#### Task requirements:
The whole listing below is to be returned without alteration.

#### The input:
•••••
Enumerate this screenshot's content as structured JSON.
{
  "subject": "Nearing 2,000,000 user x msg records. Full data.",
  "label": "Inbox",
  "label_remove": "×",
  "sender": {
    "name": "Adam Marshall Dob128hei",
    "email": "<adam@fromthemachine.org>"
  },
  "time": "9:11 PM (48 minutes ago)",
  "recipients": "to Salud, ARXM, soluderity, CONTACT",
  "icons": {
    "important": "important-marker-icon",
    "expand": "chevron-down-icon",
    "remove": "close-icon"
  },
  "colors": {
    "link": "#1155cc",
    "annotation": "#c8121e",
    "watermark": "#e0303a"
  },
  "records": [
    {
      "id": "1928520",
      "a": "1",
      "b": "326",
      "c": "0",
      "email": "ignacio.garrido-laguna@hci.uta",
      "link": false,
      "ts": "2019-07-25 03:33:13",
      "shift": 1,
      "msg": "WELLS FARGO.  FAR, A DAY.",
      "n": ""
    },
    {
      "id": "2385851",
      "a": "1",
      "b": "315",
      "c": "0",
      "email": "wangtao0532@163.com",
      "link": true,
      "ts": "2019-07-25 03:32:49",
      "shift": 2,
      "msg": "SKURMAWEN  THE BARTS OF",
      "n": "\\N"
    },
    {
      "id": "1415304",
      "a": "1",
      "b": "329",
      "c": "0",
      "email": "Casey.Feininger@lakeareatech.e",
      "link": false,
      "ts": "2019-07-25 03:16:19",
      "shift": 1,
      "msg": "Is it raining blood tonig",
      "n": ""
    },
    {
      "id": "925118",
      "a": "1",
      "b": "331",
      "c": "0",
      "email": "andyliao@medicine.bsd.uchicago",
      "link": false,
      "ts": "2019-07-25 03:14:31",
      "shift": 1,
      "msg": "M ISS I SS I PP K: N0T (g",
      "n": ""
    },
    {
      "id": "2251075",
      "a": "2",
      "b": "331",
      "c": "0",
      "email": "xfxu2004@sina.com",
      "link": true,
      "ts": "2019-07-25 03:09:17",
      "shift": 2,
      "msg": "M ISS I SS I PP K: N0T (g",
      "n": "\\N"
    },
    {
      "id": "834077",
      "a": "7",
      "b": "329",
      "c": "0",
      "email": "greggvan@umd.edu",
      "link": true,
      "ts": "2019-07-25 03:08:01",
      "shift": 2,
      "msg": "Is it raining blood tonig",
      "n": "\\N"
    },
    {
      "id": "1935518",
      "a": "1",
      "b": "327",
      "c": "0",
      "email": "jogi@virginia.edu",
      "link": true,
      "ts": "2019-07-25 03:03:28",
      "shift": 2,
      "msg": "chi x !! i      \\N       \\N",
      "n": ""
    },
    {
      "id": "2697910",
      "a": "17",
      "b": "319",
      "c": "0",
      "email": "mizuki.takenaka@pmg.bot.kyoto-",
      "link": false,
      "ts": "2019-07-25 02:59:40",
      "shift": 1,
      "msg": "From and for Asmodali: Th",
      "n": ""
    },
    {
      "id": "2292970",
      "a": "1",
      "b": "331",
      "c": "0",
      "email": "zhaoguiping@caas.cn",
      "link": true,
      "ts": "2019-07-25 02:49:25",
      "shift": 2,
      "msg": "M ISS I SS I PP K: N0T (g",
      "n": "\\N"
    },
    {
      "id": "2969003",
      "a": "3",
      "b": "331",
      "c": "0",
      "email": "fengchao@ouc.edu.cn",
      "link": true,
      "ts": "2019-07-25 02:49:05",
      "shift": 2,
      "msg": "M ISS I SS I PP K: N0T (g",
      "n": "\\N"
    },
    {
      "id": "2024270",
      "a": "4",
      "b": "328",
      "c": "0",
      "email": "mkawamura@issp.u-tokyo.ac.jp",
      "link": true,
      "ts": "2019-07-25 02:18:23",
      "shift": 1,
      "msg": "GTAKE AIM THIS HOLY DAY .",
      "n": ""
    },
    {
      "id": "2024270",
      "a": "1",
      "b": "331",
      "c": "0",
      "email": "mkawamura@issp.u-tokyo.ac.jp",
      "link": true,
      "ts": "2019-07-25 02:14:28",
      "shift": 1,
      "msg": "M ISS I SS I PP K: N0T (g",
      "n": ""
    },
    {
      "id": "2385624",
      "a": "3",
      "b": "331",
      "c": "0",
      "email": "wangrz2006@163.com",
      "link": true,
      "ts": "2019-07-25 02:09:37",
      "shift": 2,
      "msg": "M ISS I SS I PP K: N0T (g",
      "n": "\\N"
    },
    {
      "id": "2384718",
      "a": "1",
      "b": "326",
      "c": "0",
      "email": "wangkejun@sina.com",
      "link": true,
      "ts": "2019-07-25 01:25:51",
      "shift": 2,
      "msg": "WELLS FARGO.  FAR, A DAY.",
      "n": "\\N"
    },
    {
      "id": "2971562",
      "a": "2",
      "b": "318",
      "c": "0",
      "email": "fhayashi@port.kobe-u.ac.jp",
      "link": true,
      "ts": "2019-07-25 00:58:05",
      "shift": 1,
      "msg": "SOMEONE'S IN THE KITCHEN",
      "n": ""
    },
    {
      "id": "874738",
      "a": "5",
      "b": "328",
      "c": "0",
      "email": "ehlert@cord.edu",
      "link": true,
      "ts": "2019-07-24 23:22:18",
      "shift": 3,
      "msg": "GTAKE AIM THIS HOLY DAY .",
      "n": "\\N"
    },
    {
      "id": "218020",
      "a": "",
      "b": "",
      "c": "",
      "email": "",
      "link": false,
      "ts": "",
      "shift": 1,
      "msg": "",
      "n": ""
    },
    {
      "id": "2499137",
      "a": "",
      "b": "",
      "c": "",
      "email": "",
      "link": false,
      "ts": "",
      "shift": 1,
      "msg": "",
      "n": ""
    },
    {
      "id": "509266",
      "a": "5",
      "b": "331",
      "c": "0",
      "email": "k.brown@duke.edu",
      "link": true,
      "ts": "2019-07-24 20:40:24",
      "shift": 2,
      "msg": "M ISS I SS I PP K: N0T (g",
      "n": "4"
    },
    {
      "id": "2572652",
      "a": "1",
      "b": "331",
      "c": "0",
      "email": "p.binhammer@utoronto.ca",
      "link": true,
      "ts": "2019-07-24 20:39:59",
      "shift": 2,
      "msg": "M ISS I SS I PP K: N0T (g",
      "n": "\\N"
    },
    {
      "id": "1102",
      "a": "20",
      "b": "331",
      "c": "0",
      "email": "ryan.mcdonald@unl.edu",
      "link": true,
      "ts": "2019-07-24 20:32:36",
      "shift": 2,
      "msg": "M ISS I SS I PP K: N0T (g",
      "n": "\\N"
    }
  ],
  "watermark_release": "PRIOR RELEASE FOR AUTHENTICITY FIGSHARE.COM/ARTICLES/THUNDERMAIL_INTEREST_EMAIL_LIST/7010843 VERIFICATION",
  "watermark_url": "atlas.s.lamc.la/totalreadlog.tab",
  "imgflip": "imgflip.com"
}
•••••
#### Task solution:
Enumerate this screenshot's content as structured JSON.
{
  "subject": "Nearing 2,000,000 user x msg records. Full data.",
  "label": "Inbox",
  "label_remove": "×",
  "sender": {
    "name": "Adam Marshall Dob128hei",
    "email": "<adam@fromthemachine.org>"
  },
  "time": "9:11 PM (48 minutes ago)",
  "recipients": "to Salud, ARXM, soluderity, CONTACT",
  "icons": {
    "important": "important-marker-icon",
    "expand": "chevron-down-icon",
    "remove": "close-icon"
  },
  "colors": {
    "link": "#1155cc",
    "annotation": "#c8121e",
    "watermark": "#e0303a"
  },
  "records": [
    {
      "id": "1928520",
      "a": "1",
      "b": "326",
      "c": "0",
      "email": "ignacio.garrido-laguna@hci.uta",
      "link": false,
      "ts": "2019-07-25 03:33:13",
      "shift": 1,
      "msg": "WELLS FARGO.  FAR, A DAY.",
      "n": ""
    },
    {
      "id": "2385851",
      "a": "1",
      "b": "315",
      "c": "0",
      "email": "wangtao0532@163.com",
      "link": true,
      "ts": "2019-07-25 03:32:49",
      "shift": 2,
      "msg": "SKURMAWEN  THE BARTS OF",
      "n": "\\N"
    },
    {
      "id": "1415304",
      "a": "1",
      "b": "329",
      "c": "0",
      "email": "Casey.Feininger@lakeareatech.e",
      "link": false,
      "ts": "2019-07-25 03:16:19",
      "shift": 1,
      "msg": "Is it raining blood tonig",
      "n": ""
    },
    {
      "id": "925118",
      "a": "1",
      "b": "331",
      "c": "0",
      "email": "andyliao@medicine.bsd.uchicago",
      "link": false,
      "ts": "2019-07-25 03:14:31",
      "shift": 1,
      "msg": "M ISS I SS I PP K: N0T (g",
      "n": ""
    },
    {
      "id": "2251075",
      "a": "2",
      "b": "331",
      "c": "0",
      "email": "xfxu2004@sina.com",
      "link": true,
      "ts": "2019-07-25 03:09:17",
      "shift": 2,
      "msg": "M ISS I SS I PP K: N0T (g",
      "n": "\\N"
    },
    {
      "id": "834077",
      "a": "7",
      "b": "329",
      "c": "0",
      "email": "greggvan@umd.edu",
      "link": true,
      "ts": "2019-07-25 03:08:01",
      "shift": 2,
      "msg": "Is it raining blood tonig",
      "n": "\\N"
    },
    {
      "id": "1935518",
      "a": "1",
      "b": "327",
      "c": "0",
      "email": "jogi@virginia.edu",
      "link": true,
      "ts": "2019-07-25 03:03:28",
      "shift": 2,
      "msg": "chi x !! i      \\N       \\N",
      "n": ""
    },
    {
      "id": "2697910",
      "a": "17",
      "b": "319",
      "c": "0",
      "email": "mizuki.takenaka@pmg.bot.kyoto-",
      "link": false,
      "ts": "2019-07-25 02:59:40",
      "shift": 1,
      "msg": "From and for Asmodali: Th",
      "n": ""
    },
    {
      "id": "2292970",
      "a": "1",
      "b": "331",
      "c": "0",
      "email": "zhaoguiping@caas.cn",
      "link": true,
      "ts": "2019-07-25 02:49:25",
      "shift": 2,
      "msg": "M ISS I SS I PP K: N0T (g",
      "n": "\\N"
    },
    {
      "id": "2969003",
      "a": "3",
      "b": "331",
      "c": "0",
      "email": "fengchao@ouc.edu.cn",
      "link": true,
      "ts": "2019-07-25 02:49:05",
      "shift": 2,
      "msg": "M ISS I SS I PP K: N0T (g",
      "n": "\\N"
    },
    {
      "id": "2024270",
      "a": "4",
      "b": "328",
      "c": "0",
      "email": "mkawamura@issp.u-tokyo.ac.jp",
      "link": true,
      "ts": "2019-07-25 02:18:23",
      "shift": 1,
      "msg": "GTAKE AIM THIS HOLY DAY .",
      "n": ""
    },
    {
      "id": "2024270",
      "a": "1",
      "b": "331",
      "c": "0",
      "email": "mkawamura@issp.u-tokyo.ac.jp",
      "link": true,
      "ts": "2019-07-25 02:14:28",
      "shift": 1,
      "msg": "M ISS I SS I PP K: N0T (g",
      "n": ""
    },
    {
      "id": "2385624",
      "a": "3",
      "b": "331",
      "c": "0",
      "email": "wangrz2006@163.com",
      "link": true,
      "ts": "2019-07-25 02:09:37",
      "shift": 2,
      "msg": "M ISS I SS I PP K: N0T (g",
      "n": "\\N"
    },
    {
      "id": "2384718",
      "a": "1",
      "b": "326",
      "c": "0",
      "email": "wangkejun@sina.com",
      "link": true,
      "ts": "2019-07-25 01:25:51",
      "shift": 2,
      "msg": "WELLS FARGO.  FAR, A DAY.",
      "n": "\\N"
    },
    {
      "id": "2971562",
      "a": "2",
      "b": "318",
      "c": "0",
      "email": "fhayashi@port.kobe-u.ac.jp",
      "link": true,
      "ts": "2019-07-25 00:58:05",
      "shift": 1,
      "msg": "SOMEONE'S IN THE KITCHEN",
      "n": ""
    },
    {
      "id": "874738",
      "a": "5",
      "b": "328",
      "c": "0",
      "email": "ehlert@cord.edu",
      "link": true,
      "ts": "2019-07-24 23:22:18",
      "shift": 3,
      "msg": "GTAKE AIM THIS HOLY DAY .",
      "n": "\\N"
    },
    {
      "id": "218020",
      "a": "",
      "b": "",
      "c": "",
      "email": "",
      "link": false,
      "ts": "",
      "shift": 1,
      "msg": "",
      "n": ""
    },
    {
      "id": "2499137",
      "a": "",
      "b": "",
      "c": "",
      "email": "",
      "link": false,
      "ts": "",
      "shift": 1,
      "msg": "",
      "n": ""
    },
    {
      "id": "509266",
      "a": "5",
      "b": "331",
      "c": "0",
      "email": "k.brown@duke.edu",
      "link": true,
      "ts": "2019-07-24 20:40:24",
      "shift": 2,
      "msg": "M ISS I SS I PP K: N0T (g",
      "n": "4"
    },
    {
      "id": "2572652",
      "a": "1",
      "b": "331",
      "c": "0",
      "email": "p.binhammer@utoronto.ca",
      "link": true,
      "ts": "2019-07-24 20:39:59",
      "shift": 2,
      "msg": "M ISS I SS I PP K: N0T (g",
      "n": "\\N"
    },
    {
      "id": "1102",
      "a": "20",
      "b": "331",
      "c": "0",
      "email": "ryan.mcdonald@unl.edu",
      "link": true,
      "ts": "2019-07-24 20:32:36",
      "shift": 2,
      "msg": "M ISS I SS I PP K: N0T (g",
      "n": "\\N"
    }
  ],
  "watermark_release": "PRIOR RELEASE FOR AUTHENTICITY FIGSHARE.COM/ARTICLES/THUNDERMAIL_INTEREST_EMAIL_LIST/7010843 VERIFICATION",
  "watermark_url": "atlas.s.lamc.la/totalreadlog.tab",
  "imgflip": "imgflip.com"
}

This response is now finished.